The internal model library contains an embedded nonmem run numbered 1005; this run imports THETA, OMEGA and SIGMA from a finished nonmem run. You can load this model with the modlib() function.

mod <- modlib("1005")
Loading required namespace: xml2
Building 1005 ... done.

By coercing the model to list and checking the nm_import item, you’ll get a character vector with the full (absolute) path to either the .ext or .xml file that was imported from

as.list(mod)$nm_import
[1] "/Users/kyleb/Rlibs-MPN/mrgsolve/nonmem/1005/1005.xml"

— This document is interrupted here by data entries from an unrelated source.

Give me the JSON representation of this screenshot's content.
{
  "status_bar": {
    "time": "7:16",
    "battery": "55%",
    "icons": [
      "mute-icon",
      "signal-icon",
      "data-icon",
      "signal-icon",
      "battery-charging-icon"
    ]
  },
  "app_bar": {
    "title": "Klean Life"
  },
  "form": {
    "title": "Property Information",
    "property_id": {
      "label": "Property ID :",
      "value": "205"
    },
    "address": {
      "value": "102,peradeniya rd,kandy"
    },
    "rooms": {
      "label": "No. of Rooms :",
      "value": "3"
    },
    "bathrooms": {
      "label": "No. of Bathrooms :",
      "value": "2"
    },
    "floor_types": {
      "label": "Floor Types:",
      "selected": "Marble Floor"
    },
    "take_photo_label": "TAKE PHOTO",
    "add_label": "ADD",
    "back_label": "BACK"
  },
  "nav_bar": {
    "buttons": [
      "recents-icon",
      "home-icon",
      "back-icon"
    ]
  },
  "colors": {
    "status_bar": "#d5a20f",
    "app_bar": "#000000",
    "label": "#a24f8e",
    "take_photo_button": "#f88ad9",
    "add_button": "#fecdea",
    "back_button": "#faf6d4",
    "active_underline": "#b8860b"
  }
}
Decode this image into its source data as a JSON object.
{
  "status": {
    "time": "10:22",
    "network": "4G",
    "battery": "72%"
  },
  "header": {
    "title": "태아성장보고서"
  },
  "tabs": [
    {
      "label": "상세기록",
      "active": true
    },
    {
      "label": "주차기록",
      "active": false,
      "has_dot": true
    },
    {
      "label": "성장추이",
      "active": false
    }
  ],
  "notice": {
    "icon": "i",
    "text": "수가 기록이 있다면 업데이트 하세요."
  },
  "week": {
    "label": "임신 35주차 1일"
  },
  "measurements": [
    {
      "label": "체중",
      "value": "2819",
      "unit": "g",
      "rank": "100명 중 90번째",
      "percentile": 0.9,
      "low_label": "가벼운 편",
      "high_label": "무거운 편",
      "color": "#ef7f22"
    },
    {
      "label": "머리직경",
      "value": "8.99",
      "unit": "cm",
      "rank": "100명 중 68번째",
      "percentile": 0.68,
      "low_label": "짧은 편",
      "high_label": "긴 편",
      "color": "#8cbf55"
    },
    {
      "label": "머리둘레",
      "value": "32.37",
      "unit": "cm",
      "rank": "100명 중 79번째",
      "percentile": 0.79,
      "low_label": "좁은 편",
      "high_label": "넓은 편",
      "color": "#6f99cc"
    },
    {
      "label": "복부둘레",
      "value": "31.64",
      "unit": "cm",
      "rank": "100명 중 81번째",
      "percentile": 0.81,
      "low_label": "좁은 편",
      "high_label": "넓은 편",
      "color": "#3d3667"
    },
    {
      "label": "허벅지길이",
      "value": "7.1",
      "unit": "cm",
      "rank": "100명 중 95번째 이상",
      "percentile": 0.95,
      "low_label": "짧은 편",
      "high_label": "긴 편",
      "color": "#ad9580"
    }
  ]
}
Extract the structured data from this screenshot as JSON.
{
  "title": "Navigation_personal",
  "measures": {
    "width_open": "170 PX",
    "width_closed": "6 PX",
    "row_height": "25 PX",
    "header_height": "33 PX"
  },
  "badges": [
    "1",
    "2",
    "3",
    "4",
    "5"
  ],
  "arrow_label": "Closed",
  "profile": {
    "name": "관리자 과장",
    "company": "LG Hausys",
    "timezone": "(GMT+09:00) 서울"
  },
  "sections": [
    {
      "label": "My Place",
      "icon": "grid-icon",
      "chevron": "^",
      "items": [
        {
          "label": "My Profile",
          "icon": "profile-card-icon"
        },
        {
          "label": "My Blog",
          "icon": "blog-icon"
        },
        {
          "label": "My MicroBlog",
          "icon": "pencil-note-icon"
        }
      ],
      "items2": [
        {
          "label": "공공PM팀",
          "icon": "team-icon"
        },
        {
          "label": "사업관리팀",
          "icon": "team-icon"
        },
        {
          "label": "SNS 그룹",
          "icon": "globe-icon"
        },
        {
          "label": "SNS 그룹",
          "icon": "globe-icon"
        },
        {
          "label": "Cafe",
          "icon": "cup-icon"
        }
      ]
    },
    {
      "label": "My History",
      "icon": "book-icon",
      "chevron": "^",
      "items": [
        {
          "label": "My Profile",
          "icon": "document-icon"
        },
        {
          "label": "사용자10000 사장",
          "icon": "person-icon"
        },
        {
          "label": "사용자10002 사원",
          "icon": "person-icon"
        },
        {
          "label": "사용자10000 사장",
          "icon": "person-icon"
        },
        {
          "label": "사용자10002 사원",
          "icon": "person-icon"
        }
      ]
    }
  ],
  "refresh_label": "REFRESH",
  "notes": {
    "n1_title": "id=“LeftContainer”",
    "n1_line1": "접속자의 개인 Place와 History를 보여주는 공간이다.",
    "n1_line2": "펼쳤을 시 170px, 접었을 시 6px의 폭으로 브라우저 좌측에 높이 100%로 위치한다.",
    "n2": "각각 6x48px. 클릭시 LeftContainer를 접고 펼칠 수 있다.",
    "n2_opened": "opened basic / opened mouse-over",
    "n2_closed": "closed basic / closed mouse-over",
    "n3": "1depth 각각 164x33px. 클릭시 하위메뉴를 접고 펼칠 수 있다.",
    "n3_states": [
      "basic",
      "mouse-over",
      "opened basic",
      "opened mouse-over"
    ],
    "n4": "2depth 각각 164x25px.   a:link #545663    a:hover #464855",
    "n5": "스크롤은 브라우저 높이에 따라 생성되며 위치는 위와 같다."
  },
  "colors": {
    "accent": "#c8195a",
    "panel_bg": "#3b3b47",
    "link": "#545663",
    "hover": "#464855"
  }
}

5 Programmatic block initialization

I don’t expect you’ll be using this much but when you need it it will come in handy.

For example, let’s say you wanted to write a model with a 30 x 30 omega matrix. This would be a pain to code given the current syntax for $OMEGA. I recently refactored and standardized the way you can initialize this block programmatically.

code <- '
$OMEGA @as_object
matrix(0, nrow = 30, ncol = 30)
'
mod <- mcode("omega", code, compile = FALSE)

omat(mod)

We didn’t run the code because the screen would fill up, but you can try it. You will see that $OMEGA is a 30 x 30 matrix and it was easy to code. Obviously, you’ll have to update this with all the elements but we have given you the ability to easily initialize this matrix.

In the example, we used the @as_object directive. The other way to do it would be to create the object in $ENV and then use @object:

$ENV
foo <- matrix(0, nrow = 30, ncol = 30)

$OMEGA @object foo

With this approach, use @object and then name the object that you want to use to populate the block.

Other blocks that you can use this programmatic initialization:

  • $SIGMA - return a matrix
  • $CMT - return a character vector of compartment names
  • $INIT - return a named list
  • $PARAM - return a named list
  • $THETA - return a numeric vector
  • $FIXED - return a named list

For example:

code <- '
$PARAM @as_object
x <- seq(1,26)
names(x) <- letters
as.list(x)
'
mod <- mcode("letters", code, compile = FALSE)
param(mod)

 Model parameters (N=26):
 name value . name value
 a    1     | n    14   
 b    2     | o    15   
 c    3     | p    16   
 d    4     | q    17   
 e    5     | r    18   
 f    6     | s    19   
 g    7     | t    20   
 h    8     | u    21   
 i    9     | v    22   
 j    10    | w    23   
 k    11    | x    24   
 l    12    | y    25   
 m    13    | z    26   

6 Check User Interrupt

Starting with version 0.11.1, we will start periodically checking for the user interrupt signal (Esc or Control-C) as the simulation proceeds. This will let you kill a long-running simulation mid-stream. You can change the check interval by the interrupt argument to mrgsim(). Reduce the number to check more frequently and pass -1 to not check at all.